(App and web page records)
· · · · ·

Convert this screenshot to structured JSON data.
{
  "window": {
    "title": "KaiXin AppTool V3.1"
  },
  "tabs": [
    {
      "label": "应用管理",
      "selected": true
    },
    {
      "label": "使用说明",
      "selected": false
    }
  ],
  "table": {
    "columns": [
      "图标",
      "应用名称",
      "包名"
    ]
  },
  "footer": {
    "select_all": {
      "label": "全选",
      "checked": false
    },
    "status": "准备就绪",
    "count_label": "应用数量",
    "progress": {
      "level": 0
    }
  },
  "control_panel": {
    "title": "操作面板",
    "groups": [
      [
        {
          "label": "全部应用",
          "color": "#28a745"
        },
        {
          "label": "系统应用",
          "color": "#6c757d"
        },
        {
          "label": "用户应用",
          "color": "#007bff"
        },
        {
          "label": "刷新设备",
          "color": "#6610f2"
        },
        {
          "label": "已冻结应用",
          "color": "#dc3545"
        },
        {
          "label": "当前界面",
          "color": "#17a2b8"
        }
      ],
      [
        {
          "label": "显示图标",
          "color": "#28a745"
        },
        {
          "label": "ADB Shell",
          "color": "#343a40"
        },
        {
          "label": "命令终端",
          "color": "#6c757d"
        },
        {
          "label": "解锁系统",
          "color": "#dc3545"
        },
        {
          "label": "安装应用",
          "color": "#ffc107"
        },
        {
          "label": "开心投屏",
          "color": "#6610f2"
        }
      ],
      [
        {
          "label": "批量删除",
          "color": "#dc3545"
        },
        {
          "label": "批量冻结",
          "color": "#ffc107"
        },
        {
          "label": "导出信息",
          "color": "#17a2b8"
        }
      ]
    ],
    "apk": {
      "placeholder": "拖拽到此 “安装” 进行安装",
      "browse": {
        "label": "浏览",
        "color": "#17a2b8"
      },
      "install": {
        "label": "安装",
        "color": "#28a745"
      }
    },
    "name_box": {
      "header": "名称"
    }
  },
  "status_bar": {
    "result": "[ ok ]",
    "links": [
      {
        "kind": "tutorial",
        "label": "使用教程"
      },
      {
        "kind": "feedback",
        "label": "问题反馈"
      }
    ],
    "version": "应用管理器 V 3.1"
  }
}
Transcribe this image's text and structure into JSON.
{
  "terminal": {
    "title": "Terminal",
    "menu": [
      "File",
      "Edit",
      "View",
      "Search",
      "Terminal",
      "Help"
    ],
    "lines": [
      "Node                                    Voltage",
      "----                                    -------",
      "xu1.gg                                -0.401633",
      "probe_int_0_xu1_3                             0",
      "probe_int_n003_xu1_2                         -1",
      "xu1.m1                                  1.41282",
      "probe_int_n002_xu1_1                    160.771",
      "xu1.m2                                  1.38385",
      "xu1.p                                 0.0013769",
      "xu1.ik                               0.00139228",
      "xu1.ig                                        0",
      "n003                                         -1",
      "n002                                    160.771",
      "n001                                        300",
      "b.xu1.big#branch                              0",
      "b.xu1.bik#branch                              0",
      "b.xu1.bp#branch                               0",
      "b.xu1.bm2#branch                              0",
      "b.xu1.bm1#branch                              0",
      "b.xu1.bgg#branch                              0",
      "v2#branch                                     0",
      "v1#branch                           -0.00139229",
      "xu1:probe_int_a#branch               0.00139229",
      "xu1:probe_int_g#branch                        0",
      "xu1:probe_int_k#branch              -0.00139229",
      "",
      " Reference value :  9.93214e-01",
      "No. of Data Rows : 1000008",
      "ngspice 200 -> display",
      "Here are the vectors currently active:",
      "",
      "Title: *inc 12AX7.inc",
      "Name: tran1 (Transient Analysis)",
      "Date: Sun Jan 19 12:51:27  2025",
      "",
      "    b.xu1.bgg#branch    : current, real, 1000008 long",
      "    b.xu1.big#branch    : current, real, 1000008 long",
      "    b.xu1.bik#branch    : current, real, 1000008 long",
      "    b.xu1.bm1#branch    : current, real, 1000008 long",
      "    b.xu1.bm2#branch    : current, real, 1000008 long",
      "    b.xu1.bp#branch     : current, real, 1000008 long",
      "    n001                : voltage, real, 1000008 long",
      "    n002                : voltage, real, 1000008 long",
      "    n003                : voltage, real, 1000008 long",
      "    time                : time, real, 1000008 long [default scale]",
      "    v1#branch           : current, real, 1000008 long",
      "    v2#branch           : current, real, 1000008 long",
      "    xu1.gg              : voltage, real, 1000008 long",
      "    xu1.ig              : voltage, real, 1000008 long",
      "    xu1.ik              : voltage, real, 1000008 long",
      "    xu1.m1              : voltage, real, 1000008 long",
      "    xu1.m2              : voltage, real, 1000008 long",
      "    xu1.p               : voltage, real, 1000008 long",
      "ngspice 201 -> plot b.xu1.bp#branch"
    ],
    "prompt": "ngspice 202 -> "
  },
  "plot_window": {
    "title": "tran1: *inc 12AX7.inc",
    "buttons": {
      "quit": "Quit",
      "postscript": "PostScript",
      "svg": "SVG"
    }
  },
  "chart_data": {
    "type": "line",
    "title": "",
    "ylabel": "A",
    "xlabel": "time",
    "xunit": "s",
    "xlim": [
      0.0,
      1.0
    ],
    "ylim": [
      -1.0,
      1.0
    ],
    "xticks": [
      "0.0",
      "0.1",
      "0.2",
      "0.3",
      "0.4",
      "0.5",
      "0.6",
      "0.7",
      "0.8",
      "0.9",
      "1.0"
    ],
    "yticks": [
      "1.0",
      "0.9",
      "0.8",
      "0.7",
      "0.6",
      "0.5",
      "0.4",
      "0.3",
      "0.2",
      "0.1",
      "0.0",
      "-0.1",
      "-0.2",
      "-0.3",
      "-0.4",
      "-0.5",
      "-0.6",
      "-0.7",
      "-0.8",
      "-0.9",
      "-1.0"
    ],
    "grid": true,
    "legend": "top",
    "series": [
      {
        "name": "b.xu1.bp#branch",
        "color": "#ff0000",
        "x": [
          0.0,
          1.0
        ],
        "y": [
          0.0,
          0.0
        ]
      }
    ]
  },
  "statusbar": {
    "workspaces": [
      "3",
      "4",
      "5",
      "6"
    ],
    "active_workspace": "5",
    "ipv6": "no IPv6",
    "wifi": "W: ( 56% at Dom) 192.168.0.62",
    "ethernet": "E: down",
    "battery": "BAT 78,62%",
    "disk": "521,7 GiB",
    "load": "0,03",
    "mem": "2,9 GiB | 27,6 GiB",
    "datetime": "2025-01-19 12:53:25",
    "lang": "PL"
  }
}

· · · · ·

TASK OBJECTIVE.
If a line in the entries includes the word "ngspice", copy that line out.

PROBLEM SOLUTION.
      "ngspice 200 -> display",
      "ngspice 201 -> plot b.xu1.bp#branch"
    "prompt": "ngspice 202 -> "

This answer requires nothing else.